After addressing the nation's effort - or apparent lack thereof - to self-isolate, Boris Johnson has confirmed the inevitable; people can't bloody listen, and now it's time to get serious.
Boris Johnson has announced the new measures that the government will be taking to stave off the spread of coronavirus and - you guessed it - it's a lockdown. While some people out there were listening to the advice to stay indoors (which saw a surge in piracy), it wasn't enough. The request is now an "instruction".
After reminding the British public of the reasons behind the advice that they didn't follow, he launched into why we're getting the new rules, saying:
"To put it simply, if too many people become seriously unwell at one time, the NHS will be unable to handle it, meaning more people are likely to die; not just from coronavirus, but from other illnesses as well. So it's vital to slow the spread of the disease, because that is the way we reduce the number of people needing hospital treatment at any one time; so we can protect the NHS' ability to cope; and save more lives.
"And that's why we've been asking people to stay at home during this pandemic. And though huge numbers are complying - and I thank you all - the time has now come for us all to do more.

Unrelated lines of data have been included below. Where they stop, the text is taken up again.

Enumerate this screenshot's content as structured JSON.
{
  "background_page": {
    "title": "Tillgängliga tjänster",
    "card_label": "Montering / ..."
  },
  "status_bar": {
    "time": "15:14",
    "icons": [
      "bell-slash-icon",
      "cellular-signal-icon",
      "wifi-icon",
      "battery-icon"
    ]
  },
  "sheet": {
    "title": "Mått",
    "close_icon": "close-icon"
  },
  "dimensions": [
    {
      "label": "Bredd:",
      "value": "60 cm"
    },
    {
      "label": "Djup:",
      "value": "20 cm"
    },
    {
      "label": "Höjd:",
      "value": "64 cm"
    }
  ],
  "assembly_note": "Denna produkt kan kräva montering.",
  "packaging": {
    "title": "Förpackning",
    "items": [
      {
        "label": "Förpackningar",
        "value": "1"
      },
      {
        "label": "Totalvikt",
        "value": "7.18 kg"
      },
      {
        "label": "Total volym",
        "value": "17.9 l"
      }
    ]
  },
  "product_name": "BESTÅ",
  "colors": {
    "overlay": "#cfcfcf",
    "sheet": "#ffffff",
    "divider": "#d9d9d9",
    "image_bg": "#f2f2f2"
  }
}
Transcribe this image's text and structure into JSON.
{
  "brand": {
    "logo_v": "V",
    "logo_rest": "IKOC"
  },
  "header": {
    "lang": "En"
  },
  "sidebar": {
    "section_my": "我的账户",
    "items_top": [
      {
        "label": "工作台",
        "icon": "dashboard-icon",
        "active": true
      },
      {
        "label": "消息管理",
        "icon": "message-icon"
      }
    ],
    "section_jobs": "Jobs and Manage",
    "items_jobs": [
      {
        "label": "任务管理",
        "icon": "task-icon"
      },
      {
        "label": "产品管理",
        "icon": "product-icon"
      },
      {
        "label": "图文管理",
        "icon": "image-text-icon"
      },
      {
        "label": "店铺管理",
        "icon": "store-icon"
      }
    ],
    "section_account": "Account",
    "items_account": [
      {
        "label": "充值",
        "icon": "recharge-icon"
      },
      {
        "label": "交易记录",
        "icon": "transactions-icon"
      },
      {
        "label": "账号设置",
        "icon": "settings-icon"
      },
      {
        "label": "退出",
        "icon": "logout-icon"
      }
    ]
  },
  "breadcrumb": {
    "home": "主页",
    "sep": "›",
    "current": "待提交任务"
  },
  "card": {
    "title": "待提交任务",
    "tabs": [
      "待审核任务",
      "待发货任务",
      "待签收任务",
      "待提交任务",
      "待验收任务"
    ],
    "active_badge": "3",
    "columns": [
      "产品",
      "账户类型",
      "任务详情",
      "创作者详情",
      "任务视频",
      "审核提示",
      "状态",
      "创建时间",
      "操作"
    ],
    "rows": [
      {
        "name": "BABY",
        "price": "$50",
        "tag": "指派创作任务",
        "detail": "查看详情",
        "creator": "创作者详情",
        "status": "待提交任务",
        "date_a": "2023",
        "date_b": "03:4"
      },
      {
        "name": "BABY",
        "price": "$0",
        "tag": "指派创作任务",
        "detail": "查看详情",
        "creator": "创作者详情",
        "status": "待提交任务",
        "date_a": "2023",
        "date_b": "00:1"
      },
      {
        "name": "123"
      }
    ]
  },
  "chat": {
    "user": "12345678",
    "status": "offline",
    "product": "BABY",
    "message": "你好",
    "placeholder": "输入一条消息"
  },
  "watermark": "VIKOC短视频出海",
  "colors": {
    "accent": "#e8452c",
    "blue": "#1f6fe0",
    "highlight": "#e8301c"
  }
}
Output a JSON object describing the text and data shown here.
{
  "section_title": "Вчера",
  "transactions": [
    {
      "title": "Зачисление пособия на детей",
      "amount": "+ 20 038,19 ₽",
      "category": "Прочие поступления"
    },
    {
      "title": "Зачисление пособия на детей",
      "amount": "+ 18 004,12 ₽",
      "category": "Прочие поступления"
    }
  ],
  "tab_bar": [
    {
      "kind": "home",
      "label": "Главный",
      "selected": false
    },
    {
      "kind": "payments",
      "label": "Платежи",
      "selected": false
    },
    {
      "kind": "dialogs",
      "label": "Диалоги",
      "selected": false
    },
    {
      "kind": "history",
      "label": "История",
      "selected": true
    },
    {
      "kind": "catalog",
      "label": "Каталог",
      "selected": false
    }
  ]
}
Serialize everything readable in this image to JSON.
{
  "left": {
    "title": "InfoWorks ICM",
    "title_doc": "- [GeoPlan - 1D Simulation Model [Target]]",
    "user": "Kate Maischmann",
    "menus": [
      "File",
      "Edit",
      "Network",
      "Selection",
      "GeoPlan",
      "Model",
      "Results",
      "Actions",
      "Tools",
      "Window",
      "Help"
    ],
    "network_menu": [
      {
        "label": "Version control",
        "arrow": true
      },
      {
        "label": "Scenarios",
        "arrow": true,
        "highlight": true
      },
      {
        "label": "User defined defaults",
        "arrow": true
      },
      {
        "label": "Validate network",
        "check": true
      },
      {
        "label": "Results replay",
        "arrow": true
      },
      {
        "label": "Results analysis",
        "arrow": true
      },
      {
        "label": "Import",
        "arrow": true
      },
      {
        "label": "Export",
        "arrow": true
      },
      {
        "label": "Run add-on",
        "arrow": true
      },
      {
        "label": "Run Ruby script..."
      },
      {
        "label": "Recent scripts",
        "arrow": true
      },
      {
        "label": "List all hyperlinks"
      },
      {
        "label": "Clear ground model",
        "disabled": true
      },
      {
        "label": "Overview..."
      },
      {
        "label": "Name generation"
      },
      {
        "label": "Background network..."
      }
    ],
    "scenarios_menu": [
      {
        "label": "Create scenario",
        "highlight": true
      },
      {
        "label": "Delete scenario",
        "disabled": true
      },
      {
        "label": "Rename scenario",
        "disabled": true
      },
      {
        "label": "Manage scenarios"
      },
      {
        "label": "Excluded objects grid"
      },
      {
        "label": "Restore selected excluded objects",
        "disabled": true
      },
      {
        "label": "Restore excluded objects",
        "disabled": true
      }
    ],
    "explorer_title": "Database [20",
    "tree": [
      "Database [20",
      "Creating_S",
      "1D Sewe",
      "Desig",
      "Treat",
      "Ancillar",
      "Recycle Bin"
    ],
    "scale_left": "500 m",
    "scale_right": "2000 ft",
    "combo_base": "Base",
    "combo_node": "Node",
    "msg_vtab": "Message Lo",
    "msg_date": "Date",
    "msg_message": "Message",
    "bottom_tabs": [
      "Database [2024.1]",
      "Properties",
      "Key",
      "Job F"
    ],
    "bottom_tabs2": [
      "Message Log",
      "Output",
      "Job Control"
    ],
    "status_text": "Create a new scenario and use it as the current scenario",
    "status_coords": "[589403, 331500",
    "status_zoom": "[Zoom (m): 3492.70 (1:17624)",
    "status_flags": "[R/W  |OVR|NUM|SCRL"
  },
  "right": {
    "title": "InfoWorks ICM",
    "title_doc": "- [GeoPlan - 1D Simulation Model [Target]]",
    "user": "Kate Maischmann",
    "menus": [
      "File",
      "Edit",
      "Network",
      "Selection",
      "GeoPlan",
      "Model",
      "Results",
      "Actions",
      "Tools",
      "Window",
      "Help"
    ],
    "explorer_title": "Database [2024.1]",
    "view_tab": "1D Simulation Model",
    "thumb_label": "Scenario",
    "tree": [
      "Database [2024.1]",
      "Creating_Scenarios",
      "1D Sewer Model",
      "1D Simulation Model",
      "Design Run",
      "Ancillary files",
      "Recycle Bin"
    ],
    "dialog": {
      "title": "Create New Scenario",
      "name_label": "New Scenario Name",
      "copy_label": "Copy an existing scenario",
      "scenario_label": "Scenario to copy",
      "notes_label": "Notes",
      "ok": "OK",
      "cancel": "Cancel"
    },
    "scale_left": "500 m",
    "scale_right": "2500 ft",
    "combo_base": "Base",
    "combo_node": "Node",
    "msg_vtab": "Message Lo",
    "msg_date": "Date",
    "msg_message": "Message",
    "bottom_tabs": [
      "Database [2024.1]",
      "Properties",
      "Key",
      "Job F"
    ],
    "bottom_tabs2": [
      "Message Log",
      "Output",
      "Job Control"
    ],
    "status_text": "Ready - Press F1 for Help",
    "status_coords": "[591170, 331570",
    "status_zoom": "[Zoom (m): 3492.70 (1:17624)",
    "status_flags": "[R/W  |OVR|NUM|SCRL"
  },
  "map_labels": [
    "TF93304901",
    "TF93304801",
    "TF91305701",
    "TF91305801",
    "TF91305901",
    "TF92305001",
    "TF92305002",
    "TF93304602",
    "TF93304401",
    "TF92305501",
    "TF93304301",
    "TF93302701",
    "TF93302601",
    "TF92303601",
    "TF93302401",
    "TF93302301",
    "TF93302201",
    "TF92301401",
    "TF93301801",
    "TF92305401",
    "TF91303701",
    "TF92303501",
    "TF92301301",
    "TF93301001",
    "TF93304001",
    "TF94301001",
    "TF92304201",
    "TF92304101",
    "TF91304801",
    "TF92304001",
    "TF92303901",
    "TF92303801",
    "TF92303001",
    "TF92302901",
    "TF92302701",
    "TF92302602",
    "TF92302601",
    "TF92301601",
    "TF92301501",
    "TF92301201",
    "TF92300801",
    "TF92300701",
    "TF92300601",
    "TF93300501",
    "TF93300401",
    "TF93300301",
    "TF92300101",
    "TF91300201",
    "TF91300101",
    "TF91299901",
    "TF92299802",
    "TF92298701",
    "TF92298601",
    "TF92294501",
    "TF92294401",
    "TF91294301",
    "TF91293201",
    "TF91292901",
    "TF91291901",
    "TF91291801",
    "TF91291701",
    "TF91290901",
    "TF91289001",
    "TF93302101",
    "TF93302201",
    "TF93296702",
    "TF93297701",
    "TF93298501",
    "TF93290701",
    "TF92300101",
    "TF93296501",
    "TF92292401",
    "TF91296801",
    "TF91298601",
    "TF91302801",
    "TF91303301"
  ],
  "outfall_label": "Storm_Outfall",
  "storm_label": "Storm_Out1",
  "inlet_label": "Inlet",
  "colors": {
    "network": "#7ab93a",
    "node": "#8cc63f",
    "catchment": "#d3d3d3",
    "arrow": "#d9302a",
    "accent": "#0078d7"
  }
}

From this evening, I must give the British people a very simple instruction: you must stay at home."
Johnson went on to outline the new normal by detailing the only circumstances in which you can leave the house:
- Shopping for basic necessities as infrequently as possible
- One form of exercise a day, for example a run, walk, or cycle - alone or with members of your household
- Any medical need
- To provide care, or to help a vulnerable person
- Travelling to and from work but only where this is absolutely necessary, and cannot be done from home
As Boris says, "that's all. These are the only reasons you should leave your home." He then listed things you shouldn't be doing i.e. everything not on that list, and encouraged people to use food delivery services where they can.
To make it easier for people to follow the rules, everything that's non-essential is shutting down. That includes all shops selling non-essential goods, places like libraries, playgrounds, outdoor gyms [is that a thing?], and places of worship. More importantly,
"We'll stop all gatherings of two people in public excluding people you live with," he added, which is where the police will step in, and all social events are off (weddings, baptisms, etc.) with the exception of funerals. Parks are staying open for exercise, but don't again, stick to the no gatherings rule or you'll be dispersed. This suggests that we'll see an increase in police presence, at least in the places listed, to make sure people are complying. Good thing the government hasn't spent the last decade cutting police budgets, right?
Johnson made it clear that police do have the power to enforce these rules, and if you're buggering about for any reason other than those sanctioned, they can carry out those new powers "including" dispersing gatherings and issuing fines. That's very vague on the subject of arrests, which is something that's been happening in Spain. Accounts of arrests in the country have included a jogger (there's no going outdoors for exercise over there) which was caught on video and escalated wildly, and a woman who popped out to visit a guy she met on a dating app.
The Prime Minister says the new measures will be "under constant review", with the first happening in three weeks. He acknowledged the disruption all of this will bring to people's lives and jobs, and went on to say that the government has "produced a huge and unprecedented program of support both for workers and for business." So we're waiting on the details of that. He assured the country that the measures would be relaxed "if the evidence shows that we're able to".
So we'll see how that pans out.